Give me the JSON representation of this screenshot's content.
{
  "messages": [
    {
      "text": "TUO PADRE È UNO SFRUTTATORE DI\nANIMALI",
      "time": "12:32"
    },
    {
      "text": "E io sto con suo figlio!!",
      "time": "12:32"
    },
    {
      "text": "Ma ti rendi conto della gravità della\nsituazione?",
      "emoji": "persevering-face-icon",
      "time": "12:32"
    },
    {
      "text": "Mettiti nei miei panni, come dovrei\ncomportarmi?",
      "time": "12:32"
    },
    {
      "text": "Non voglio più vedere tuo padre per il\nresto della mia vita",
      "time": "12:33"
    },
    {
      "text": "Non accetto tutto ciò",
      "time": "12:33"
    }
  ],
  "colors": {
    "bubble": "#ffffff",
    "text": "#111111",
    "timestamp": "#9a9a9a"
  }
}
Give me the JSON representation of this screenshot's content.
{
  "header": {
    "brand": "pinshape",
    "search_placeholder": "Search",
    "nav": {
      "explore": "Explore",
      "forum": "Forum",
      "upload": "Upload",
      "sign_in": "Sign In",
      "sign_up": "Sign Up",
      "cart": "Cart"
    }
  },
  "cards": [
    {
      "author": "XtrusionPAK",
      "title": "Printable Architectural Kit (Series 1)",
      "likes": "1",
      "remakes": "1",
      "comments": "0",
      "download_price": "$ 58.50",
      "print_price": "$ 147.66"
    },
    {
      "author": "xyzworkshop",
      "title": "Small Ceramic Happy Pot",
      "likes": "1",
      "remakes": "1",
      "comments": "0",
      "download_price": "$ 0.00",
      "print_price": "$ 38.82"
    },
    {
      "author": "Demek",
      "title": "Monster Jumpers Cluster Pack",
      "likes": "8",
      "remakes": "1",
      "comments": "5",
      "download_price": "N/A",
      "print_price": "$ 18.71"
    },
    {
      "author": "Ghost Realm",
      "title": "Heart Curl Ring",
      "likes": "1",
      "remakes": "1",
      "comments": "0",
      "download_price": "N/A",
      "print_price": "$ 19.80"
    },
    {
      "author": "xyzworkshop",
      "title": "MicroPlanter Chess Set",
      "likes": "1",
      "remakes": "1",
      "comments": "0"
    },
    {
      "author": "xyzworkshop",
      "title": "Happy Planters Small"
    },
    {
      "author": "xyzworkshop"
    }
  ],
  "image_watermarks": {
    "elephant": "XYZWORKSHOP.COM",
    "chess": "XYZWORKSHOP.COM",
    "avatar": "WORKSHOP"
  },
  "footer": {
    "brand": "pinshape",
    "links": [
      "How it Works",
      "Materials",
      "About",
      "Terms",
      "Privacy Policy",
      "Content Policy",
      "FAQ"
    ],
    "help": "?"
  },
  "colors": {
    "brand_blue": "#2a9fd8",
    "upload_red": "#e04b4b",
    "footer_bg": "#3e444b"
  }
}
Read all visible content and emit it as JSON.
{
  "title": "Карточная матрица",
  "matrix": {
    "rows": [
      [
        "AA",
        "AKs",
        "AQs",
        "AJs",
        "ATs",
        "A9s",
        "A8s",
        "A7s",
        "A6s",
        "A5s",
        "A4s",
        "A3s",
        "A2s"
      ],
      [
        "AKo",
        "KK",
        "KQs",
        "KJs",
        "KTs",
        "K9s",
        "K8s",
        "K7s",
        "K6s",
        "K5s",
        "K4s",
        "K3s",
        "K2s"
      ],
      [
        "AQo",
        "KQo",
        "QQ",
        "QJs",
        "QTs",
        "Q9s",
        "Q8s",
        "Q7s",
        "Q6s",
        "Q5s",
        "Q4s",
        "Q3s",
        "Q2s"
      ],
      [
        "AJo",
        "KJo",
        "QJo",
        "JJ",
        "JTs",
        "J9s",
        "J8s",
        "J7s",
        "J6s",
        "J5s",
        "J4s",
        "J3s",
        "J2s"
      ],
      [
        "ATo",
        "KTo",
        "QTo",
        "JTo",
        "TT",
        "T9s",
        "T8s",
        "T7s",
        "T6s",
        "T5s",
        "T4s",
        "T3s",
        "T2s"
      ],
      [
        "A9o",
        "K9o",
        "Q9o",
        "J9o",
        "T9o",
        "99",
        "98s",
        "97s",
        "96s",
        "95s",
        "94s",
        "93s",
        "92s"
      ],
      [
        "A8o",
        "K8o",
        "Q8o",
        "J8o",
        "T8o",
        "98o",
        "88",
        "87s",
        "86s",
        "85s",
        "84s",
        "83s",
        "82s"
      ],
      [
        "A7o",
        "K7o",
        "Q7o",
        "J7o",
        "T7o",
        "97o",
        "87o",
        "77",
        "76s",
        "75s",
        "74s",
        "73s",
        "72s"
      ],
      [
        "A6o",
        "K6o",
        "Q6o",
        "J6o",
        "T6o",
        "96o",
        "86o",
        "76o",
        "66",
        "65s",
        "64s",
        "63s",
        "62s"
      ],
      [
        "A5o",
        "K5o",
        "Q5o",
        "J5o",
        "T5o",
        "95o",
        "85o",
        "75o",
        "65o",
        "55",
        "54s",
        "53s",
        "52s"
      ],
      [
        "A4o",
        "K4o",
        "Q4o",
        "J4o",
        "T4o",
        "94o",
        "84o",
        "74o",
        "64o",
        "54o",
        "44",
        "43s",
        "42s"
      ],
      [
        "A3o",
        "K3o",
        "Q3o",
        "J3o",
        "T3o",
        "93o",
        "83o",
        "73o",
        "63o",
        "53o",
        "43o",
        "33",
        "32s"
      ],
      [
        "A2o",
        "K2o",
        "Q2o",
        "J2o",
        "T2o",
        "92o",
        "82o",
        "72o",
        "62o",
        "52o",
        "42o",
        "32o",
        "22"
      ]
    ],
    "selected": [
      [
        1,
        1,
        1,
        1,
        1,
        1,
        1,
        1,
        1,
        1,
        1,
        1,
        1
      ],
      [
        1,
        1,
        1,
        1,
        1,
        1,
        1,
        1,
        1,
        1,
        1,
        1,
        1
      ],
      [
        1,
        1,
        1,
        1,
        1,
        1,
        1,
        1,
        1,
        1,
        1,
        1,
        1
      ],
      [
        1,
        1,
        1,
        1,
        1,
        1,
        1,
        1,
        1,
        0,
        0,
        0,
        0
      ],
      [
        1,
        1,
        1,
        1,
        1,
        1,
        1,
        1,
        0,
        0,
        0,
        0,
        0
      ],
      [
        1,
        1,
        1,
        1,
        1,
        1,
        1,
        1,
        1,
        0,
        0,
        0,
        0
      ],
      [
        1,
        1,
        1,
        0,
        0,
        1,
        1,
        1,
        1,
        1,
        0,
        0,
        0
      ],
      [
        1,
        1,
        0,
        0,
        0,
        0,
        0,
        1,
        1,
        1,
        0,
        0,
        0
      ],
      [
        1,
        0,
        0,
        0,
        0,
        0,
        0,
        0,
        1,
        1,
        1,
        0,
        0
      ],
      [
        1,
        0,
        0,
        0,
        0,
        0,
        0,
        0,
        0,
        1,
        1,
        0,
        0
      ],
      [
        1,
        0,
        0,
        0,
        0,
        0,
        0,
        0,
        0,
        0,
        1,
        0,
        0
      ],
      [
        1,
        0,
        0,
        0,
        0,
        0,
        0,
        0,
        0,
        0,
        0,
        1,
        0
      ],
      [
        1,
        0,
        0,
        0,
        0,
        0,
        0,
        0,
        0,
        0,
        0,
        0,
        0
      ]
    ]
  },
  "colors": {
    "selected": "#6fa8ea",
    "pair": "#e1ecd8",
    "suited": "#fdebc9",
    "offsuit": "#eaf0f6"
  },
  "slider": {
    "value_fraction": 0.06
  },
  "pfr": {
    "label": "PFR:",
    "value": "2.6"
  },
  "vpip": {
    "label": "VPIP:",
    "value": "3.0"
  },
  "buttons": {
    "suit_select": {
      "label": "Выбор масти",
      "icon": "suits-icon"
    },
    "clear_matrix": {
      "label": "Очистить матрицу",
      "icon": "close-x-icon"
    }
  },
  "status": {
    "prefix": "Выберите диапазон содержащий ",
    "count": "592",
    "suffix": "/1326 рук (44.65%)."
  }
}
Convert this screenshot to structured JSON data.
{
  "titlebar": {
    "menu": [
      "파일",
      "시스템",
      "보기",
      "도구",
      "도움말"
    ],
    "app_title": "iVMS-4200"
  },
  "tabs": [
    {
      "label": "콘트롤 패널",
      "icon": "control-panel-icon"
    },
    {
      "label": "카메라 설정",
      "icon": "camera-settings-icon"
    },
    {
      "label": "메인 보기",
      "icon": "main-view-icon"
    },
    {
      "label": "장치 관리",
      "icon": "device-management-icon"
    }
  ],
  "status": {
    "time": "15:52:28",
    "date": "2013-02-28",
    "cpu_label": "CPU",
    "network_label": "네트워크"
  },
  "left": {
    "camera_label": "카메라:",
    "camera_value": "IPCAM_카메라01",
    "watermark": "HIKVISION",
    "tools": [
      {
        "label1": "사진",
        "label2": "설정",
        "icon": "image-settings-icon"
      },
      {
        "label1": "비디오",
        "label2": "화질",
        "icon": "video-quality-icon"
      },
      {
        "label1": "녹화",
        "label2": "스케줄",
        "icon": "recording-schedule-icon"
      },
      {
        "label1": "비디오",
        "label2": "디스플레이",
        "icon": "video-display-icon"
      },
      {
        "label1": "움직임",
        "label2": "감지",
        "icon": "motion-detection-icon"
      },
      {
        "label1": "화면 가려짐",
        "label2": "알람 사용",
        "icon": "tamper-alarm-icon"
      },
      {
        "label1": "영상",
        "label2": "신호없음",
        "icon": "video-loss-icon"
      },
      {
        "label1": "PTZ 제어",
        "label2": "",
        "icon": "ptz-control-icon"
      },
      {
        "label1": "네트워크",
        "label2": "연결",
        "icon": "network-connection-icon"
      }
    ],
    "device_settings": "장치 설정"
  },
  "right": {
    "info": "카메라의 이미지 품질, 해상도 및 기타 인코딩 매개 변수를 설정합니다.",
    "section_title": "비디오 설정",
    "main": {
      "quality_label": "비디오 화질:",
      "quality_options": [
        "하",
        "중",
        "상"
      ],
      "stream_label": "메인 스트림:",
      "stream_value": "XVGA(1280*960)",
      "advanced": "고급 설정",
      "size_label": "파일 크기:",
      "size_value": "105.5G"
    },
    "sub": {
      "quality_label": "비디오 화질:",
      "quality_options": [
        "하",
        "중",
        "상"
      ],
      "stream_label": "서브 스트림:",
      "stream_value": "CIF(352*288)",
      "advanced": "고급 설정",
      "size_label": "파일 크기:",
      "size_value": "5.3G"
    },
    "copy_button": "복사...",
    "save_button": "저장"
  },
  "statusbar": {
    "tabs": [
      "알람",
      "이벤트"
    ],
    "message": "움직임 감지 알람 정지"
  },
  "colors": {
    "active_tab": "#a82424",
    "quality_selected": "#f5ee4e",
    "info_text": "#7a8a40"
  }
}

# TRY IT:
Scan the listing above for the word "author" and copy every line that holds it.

# SOLUTION:
      "author": "XtrusionPAK",
      "author": "xyzworkshop",
      "author": "Demek",
      "author": "Ghost Realm",
      "author": "xyzworkshop",
      "author": "xyzworkshop",
      "author": "xyzworkshop"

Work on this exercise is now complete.